Oasis’ “Let There Be Love” Meaning and Facts
“Let There Be Love” by Oasis
- Release Date: 28 November 2005
- Album: Don’t Believe the Truth
- Writers: Noel Gallagher
- Interesting Fact: It’s one of the few songs where both Liam and Noel share lead vocals.
- Meaning: The song is a call for unity and love.
Album Significance: “Let There Be Love” is from Oasis’ sixth studio album, “Don’t Believe the Truth”, released in 2005. The album marked a resurgence in the band’s creativity and was generally well-received by fans and critics alike.
Long Gestation Period: The song had been around for quite some time before it made its way onto “Don’t Believe the Truth”. Noel Gallagher mentioned in interviews that he wrote it several years prior to its release, with some speculating that it dates back to the late 90s.
Shared Vocals: What makes “Let There Be Love” special in the Oasis catalog is that both Liam and Noel Gallagher share lead vocal duties on the track. While Noel sang the verses, Liam took over for the chorus. This was a rarity in Oasis songs and symbolized the bond between the two brothers.
Chart Performance: Released as the third single from the album in November 2005, “Let There Be Love” reached number 2 on the UK Singles Chart, showcasing that even after a decade, the band still had significant chart influence.
Symbolism in Lyrics: The song’s lyrics touch on themes of reconciliation, hope, and unity. Given the well-publicized disputes between the Gallagher brothers over the years, many fans and critics speculate that the song might be Noel’s olive branch to Liam, or perhaps a broader message of unity in turbulent times.
Album Contribution: Interestingly, “Don’t Believe the Truth” was a collaborative effort, with every band member contributing to the songwriting. However, “Let There Be Love” stands out as a Noel Gallagher composition, reflecting his distinctive lyrical and melodic style.
Live Performances: Despite its success and fan appreciation, “Let There Be Love” was rarely played live by the band.

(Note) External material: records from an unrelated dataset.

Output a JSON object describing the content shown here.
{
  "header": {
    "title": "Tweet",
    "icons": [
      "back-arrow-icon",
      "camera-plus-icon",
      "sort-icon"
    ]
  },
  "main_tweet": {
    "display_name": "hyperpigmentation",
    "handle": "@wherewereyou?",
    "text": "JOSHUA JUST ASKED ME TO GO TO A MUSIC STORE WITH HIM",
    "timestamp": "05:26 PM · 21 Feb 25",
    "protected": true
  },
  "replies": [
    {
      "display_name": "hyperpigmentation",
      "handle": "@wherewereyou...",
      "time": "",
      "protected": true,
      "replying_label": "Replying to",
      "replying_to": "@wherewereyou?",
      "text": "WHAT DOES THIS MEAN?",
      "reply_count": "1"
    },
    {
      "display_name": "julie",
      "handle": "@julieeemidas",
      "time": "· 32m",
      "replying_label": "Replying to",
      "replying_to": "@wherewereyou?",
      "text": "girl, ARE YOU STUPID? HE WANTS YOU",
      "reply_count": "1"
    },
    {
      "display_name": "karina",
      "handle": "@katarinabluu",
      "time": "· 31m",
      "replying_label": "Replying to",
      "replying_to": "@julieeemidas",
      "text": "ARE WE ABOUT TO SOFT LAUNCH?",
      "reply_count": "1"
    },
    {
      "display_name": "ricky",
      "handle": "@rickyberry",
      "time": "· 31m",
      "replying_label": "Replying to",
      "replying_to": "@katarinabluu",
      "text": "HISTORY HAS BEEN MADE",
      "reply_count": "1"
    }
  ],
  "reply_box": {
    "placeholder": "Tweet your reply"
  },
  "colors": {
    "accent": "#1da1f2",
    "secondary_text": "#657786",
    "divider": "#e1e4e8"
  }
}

This might be due to the challenges of replicating the shared vocal duties on stage or perhaps the personal sentiments embedded within the song.